Hope for UK’s threatened bumblebees as lost species given a second chance

An extinct British bumblebee species will get a boost today as a new generation of queens are released on the edge of Kent.

Experts have spent two weeks collecting Short-haired bumblebees from farmland in southern Sweden and today they will be reintroduced to the RSPB’s reserve at Dungeness in Kent. Conservationists have hailed the story as a sign of hope for all of the UK’s bumblebees.

The project, backed by Natural England, RSPB, Bumblebee Conservation Trust and Hymettus, began last year with an initial pilot reintroduction which followed four years of work with local farmers to create the ideal wildflower habitat for bumblebees across Romney Marsh and Dungeness.



State of Nature report shows that UK wildlife is in trouble

The State of Nature report was launched today, revealing the poor state of many of our habitats and wildlife populations. This report was produced through collaboration between 25 environmental charities in the UK, including the Bumblebee Conservation Trust. Worryingly, it shows that two thirds of the insect species analysed have declined over the past 50 years.

Flowering plants, which provide the vital nectar and pollen that bumblebees are wholly dependent upon, have been shown to have declined by a staggering 58% in Scotland, a figure also mirrored in the rest of the UK. This is extremely concerning, and once again proves how much more work needs to be done to protect and improve habitats for our wildlife. We have collaborated with RSPB on a number of projects to create habitat for bumblebees, and believe that such partnerships are important for the welfare of bumblebees and other wildlife.


New partnership with Mineral Products Association to help bumblebees

The MPA and Bumblebee Conservation Trust have established an exciting new partnership to help conserve bees and help them thrive.  A new Memorandum of Understanding between the organisations will be the basis of partnership working that will include facilitating access to quarry sites for monitoring, advising and educating quarry staff on measures that help bees including creation of suitable habitat, and training quarry staff to recognise and survey their sites for bees.

Nigel Jackson, Chief Executive MPA, said:  “MPA members have a long legacy of high quality restoration and are uniquely placed to protect and enhance biodiversity and help arrest the decline of rare and threatened species and habitats.

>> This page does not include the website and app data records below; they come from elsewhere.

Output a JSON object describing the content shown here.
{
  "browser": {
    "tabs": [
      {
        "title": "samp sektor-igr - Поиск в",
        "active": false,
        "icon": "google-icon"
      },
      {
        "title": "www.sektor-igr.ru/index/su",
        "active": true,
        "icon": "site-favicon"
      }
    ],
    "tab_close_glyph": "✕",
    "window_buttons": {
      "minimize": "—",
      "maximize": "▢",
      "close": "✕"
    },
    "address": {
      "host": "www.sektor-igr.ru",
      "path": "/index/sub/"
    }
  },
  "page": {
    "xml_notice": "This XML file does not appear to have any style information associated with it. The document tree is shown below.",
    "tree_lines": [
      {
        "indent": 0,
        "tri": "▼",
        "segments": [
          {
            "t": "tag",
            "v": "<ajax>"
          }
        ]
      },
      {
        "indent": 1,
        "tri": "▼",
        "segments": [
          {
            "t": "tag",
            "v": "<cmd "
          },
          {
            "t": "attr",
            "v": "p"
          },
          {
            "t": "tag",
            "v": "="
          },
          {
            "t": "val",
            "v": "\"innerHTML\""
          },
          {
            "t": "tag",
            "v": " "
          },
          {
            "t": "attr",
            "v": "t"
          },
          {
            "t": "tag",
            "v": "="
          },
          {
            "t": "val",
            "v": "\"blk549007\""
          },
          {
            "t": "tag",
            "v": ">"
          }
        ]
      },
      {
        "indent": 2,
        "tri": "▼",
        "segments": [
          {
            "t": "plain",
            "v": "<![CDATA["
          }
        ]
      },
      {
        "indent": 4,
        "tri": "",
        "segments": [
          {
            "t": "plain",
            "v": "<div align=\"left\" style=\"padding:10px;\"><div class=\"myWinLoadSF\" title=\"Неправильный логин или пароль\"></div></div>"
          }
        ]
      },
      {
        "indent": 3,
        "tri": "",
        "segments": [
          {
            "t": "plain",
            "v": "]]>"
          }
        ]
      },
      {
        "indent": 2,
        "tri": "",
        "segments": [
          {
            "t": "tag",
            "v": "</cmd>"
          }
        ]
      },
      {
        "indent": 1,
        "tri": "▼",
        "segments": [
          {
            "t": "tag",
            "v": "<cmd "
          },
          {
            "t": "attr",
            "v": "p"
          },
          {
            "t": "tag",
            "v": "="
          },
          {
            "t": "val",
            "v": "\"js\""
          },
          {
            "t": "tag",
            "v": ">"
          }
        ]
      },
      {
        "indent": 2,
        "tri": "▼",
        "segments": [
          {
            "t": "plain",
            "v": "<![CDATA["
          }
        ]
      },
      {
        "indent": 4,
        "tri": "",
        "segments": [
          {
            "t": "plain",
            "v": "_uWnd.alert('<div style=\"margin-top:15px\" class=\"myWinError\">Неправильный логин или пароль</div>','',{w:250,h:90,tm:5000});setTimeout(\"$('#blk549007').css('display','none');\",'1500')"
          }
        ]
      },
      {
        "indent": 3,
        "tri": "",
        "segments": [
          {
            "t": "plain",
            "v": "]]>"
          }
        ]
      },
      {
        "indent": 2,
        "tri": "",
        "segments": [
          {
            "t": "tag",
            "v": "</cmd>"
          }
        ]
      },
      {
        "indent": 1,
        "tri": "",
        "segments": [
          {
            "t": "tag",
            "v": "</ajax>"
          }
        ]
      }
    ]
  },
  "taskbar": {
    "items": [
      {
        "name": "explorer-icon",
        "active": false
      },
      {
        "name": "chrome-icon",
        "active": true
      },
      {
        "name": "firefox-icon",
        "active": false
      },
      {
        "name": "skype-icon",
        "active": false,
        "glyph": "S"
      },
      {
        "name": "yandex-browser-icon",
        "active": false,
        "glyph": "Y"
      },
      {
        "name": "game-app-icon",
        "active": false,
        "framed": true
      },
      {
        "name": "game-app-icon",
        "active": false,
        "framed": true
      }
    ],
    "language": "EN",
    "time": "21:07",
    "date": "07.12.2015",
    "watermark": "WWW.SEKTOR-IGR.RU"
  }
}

This partnership will enable the industry to help do what we can for bees which are under threat and play a crucial part in maintaining ecosystem services.” more...


Call for public to help chart the UK’s bumblebee population

Have you ever wondered which bumblebees roam your garden?

Scientists and conservationists are calling for the public's help to map the UK’s bumblebee population - all you need is a digital camera.

Though acknowledged as some of nature’s most important pollinators, relatively little is known about the geographical spread of these insects.

With the help of the public it is hoped that the bumblebee maps – showing their locations across the country - can be significantly improved.

To make it easy, a new web tool has been developed by environmental and computing scientists at the University of Aberdeen, in collaboration with the Bumblebee Conservation Trust (BBCT). By taking part, participants will add dots to the map and will learn how to identify the species around them.

Dr René van der Wal from the University of Aberdeen’s School of Biological Sciences explained: “Bumblebees have a unique ecology which make them not only fascinating creatures, but also one of nature’s most important pollinators, playing a vital role in the fruiting of many of the UK’s plants.

“However, there are big holes in our knowledge about where to find some species, and how their populations may be changing over time.

“We are calling on the public to help us fill this gap in knowledge by taking pictures of bumblebees in their gardens and then uploading them to the BeeWatch system on the Bumblebee Conservation Trust website.”